Santa Fe New Mexican
With Guillermo Figueroa conducting, a 77-person orchestra, nearly 100 voices, and three operatic soloists will perform Roméo et Juliet. The work encompasses the entire evening and is usually performed by orchestras much larger than the Santa Fe Symphony. Due to the number of musicians and the difficulty and length of the work, the performers have rehearsed well beyond what’s customarily required to prepare for a concert. Taking Shakespeare’s play and Beethoven’s Ninth Symphony as his inspirations, Berlioz composed three central movements and a choral finale of redemption and reconciliation. (The symphony projects an English translation of the French libretto so the audience can follow along.) In the symphony, the play’s most famous scene is rendered musically, without voices. “I’m paraphrasing, but Berlioz says that the feelings in the balcony scene are too intense for words.
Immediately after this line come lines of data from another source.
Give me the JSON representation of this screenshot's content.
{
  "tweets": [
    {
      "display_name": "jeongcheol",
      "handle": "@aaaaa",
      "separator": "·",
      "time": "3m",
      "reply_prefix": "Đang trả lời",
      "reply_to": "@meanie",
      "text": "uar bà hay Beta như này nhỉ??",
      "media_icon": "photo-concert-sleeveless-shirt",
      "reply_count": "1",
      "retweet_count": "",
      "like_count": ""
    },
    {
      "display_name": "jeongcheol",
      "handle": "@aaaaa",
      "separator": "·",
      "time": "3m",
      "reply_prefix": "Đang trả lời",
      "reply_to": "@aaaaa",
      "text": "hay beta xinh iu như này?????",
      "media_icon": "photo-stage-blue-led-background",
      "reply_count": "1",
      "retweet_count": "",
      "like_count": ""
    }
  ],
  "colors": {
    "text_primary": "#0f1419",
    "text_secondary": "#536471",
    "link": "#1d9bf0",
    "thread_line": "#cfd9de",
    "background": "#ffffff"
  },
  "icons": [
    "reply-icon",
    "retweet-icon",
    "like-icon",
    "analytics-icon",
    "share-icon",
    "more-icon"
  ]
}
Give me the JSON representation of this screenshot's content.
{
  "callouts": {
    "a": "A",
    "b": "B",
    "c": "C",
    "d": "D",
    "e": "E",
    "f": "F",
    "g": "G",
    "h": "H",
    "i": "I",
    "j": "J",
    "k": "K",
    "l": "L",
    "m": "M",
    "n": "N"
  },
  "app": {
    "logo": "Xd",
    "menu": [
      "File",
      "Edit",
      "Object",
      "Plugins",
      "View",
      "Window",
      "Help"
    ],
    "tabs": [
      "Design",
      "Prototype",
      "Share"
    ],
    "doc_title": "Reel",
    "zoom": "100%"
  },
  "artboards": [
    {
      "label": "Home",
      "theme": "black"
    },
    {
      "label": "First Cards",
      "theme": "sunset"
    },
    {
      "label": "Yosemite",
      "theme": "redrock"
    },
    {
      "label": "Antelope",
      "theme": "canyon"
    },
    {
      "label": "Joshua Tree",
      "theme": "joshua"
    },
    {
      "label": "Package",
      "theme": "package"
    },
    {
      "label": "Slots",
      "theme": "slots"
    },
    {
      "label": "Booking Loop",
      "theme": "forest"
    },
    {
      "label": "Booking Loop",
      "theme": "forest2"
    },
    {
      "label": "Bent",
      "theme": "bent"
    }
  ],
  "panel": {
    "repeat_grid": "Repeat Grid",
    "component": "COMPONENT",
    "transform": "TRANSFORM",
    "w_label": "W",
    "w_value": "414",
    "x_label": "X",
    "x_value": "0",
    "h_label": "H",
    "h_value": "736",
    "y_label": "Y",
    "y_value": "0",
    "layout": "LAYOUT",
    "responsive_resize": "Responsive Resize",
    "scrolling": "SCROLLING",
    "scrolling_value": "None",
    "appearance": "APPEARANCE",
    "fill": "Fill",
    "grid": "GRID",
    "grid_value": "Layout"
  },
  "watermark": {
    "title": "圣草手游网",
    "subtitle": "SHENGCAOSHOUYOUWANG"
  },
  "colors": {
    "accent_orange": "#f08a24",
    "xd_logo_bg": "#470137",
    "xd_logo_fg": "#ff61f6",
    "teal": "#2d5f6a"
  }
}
Much better to let the instruments express the feelings,” Figueroa says. “This is probably the single most gorgeous work he ever wrote — that one movement. The work is a huge challenge, to portray this combination of elements. You are in the symphonic world, but you are also in Romeo and Juliet. The experience is overwhelming. You come out shaking because it’s so powerful.”